“Our strategy is to grow our scale, scope and global footprint. Since 2008, Rakuten has grown from a domestic Japanese success story to become a global Internet services force to be reckoned with.
“A series of acquisitions, plus the launch of Rakuten Austria – our first European, home-grown e-commerce platform, means that we are now able to offer a comprehensive range of services, including digital content and eBooks, performance marketing, Internet services such as travel and financial services, e-commerce and consumer technology, across 28 countries and regions worldwide.”
Kobayashi explains that the expansion into new markets and services means that Rakuten has established, and is building upon, the beginnings of a true Internet services ecosystem which is able to deliver a diverse range of consumer services, yet is anchored and unified by its membership loyalty programme, Rakuten Super Points.
“Our goal is to become the No. 1 Internet services company in the world. This may sound ambitious, but Rakuten means ‘optimistic’ in Japanese, and this is a goal we have set our hearts on.
“To be top in your industry, especially an Internet company, where everything is constantly changing at an unprecedented pace, you must be agile. English has been one of biggest challenges we have faced in expanding our business model, but it has now become one of our greatest assets.”
Kobayashi said Rakuten introduced “Englishnisation” in 2010 with the aim of getting all Rakuten employees to learn and speak English and to adopt a global mindset. “Today, almost all of Rakuten’s business units have fallen in line with Englishnisation – it hasn’t been easy, but we’re a company that relishes challenges.
The business imperative is not to grow in size to be as big as other Internet e-commerce players such as Amazon or Alibaba, says Kobayashi. “Because the business model we adopt is different, the opportunity for Rakuten is not a question of taking market share. It’s more a question of Rakuten offering a true global alternative to the previously accepted status quo – both for shop owners/merchants, and for consumers. We are confident that [our model of offering a different way of doing business] will play out successfully in the world of online retail.
Building in Asia
Asia will be a key theatre of play for Rakuten in the coming years, and particularly for Kobayashi who was only just appointed President and CEO of Rakuten Asia in September this year, overseeing operations in Indonesia, Malaysia, Singapore, Taiwan and Thailand.
“I have two overarching goals for the business in Asia – to ‘go wider’ and ‘go deeper’. We will go wider by expanding our business into new markets. At the same time, Rakuten will go deeper into existing markets by introducing more businesses in addition to our e-commerce presence, building out the entire Rakuten ecosystem similar to what we have in Japan.”

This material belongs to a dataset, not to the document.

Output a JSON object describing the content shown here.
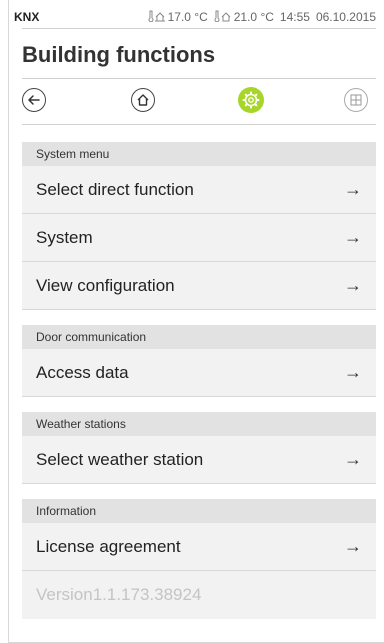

Kobayashi will also be focusing on spreading the word about the Rakuten business model as it extends its presence in Asia. “I want people to understand that Rakuten’s e-commerce model is unlike other players, as we are focused on the experience of discovery and connection. We are a bazaar of curated shops rather than a vending machine, and want to delight people and bring the fun of shopping into the online space.
“We believe in creating value for merchants and customers by allowing both to build relationships with each other for mutual benefit. Our role is to provide the platform and tools that empower merchants to create a unique offering.
“The knowledge that Rakuten can empower our merchants and employees to achieve their dreams also excites me and keeps me going.”
Raising the bar for e-commerce
Consumers have learned to set low expectations for online shopping because the most popular sites are essentially just the vending machines of the Internet. We don’t believe that robots are that engaging or that helpful, but we believe in our merchants who happen to be experts as well as human. We believe that shopping is entertainment and aim to elevate consumers’ expectations for what online shopping can and should be – fun!”
“Human beings need communication and connection. We wanted to find a way to empower people … and thought that e-commerce could be a great way to enable this while creating a win-win situation for all involved.”